She sits and watches your face intently as you speak, constantly processing the small expressions to understand the sounds she cannot hear filling the room around her.

Sister Cecilia has been deaf for more than half a century.

"Because I lost my hearing, a lot of my hearing, in my early twenties, my whole life had to change regarding what type of ministry I would do," Sister Cecilia said.

It was the early sixties, when Sister Cecilia says there was little support for those going through the lonely journey of hearing loss.

She had to abandon her teaching work and struggled to cope.

As time went on, Sister Cecilia found a self-help group and went to audiologists and Australian Hearing.

"It's with their help that I have totally turned around my loss of hearing. It's been a gift now and I just want to help others," she said.

Support is important for those losing their hearing.
Losing your hearing can be difficult and support can help through the difficult transition.(

ABC Newcastle: Nancy Notzon


World comes alive with hearing support

While the National Disability Insurance Scheme funds a variety of support services for those under 65, some are concerned there isn't the same level of support for older Australians.

Every week Sister Cecilia makes the visit to the Calvary Cessnock Retirement Community in the New South Wales Hunter wine region to help fill that gap and offer the support she felt she didn't have in her own initial dark times.

She teaches them how to use their new hearing equipment and cope with what can be dramatic life changes.

Ninety-five-year-old Bill Hicks is one of her regular clients.

He started to struggle to hear at the dinner table and when speaking to people, but did not realise he had a problem.

Sister Cecilia and audiologists from Australian Hearing have made huge changes to his life.

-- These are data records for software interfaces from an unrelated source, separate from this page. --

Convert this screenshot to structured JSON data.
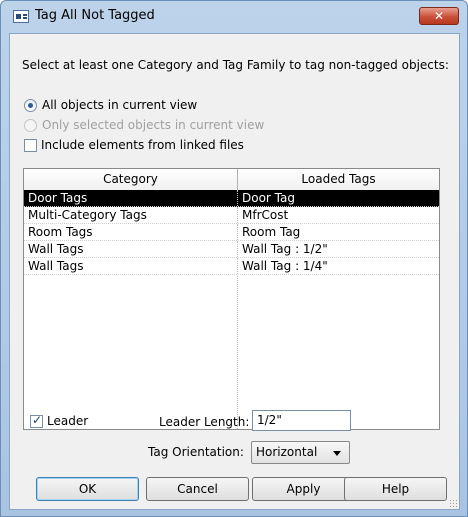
{
  "window": {
    "title": "Tag All Not Tagged",
    "close_label": "✕"
  },
  "instruction": "Select at least one Category and Tag Family to tag non-tagged objects:",
  "options": {
    "all_objects": "All objects in current view",
    "only_selected": "Only selected objects in current view",
    "include_linked": "Include elements from linked files"
  },
  "grid": {
    "headers": [
      "Category",
      "Loaded Tags"
    ],
    "rows": [
      {
        "category": "Door Tags",
        "tag": "Door Tag",
        "selected": true
      },
      {
        "category": "Multi-Category Tags",
        "tag": "MfrCost",
        "selected": false
      },
      {
        "category": "Room Tags",
        "tag": "Room Tag",
        "selected": false
      },
      {
        "category": "Wall Tags",
        "tag": "Wall Tag : 1/2\"",
        "selected": false
      },
      {
        "category": "Wall Tags",
        "tag": "Wall Tag : 1/4\"",
        "selected": false
      }
    ]
  },
  "leader": {
    "checkbox_label": "Leader",
    "checked": true,
    "length_label": "Leader Length:",
    "length_value": "1/2\""
  },
  "orientation": {
    "label": "Tag Orientation:",
    "value": "Horizontal"
  },
  "buttons": {
    "ok": "OK",
    "cancel": "Cancel",
    "apply": "Apply",
    "help": "Help"
  }
}
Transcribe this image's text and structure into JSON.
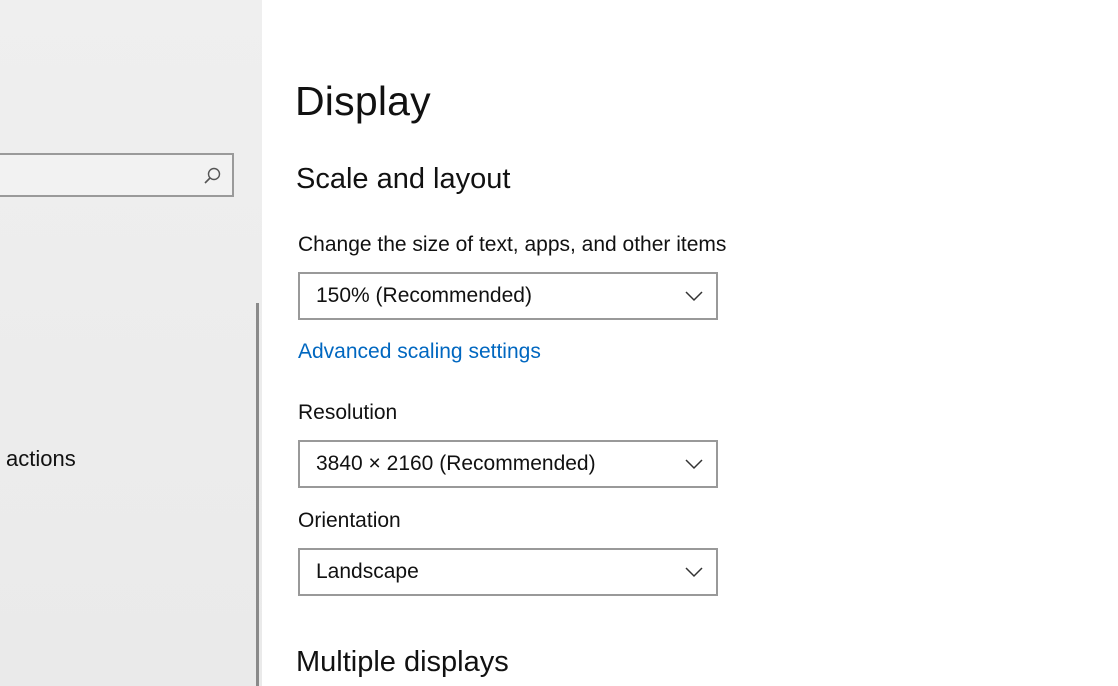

"When we began discussing it and she [the audiologist] carried out the tests I realised just how much there was amiss in my hearing and then I was provided with the hearing aid and the world came alive in a way that I didn't realise beforehand," Mr Hicks said.

Looking after hearing aids properly is important.
Sister Cecilia helps people look after their hearing aids and equipment.(

ABC News Newcastle: Nancy Notzon


Deafness and hearing loss increasing in Australia

As Australia's population ages, the country is dealing with a growing number of people losing their hearing.

There is a growing number of people losing their hearing in Australia.
As Australia's population ages, more people are losing their hearing.(

ABC News: Phil Staley


"So, it's the second-most common health disease in Australia. In 2005 it was affecting 3.5 million Australians and that is looking to increase."

Mr Shaw said it was estimated that 30 to 40 per cent of hearing loss was preventable and people needed to do more to protect the important sense when they are younger.

"We live in a fairly noisy world and that noise, whether it be in the workforce or driving trucks or flying planes or just the day-to day-noise, is contributing to the hearing loss that we have later in life and we also see a lot of younger people coming in with noise-related hearing loss as well."

Source: ABC

Older Post Newer Post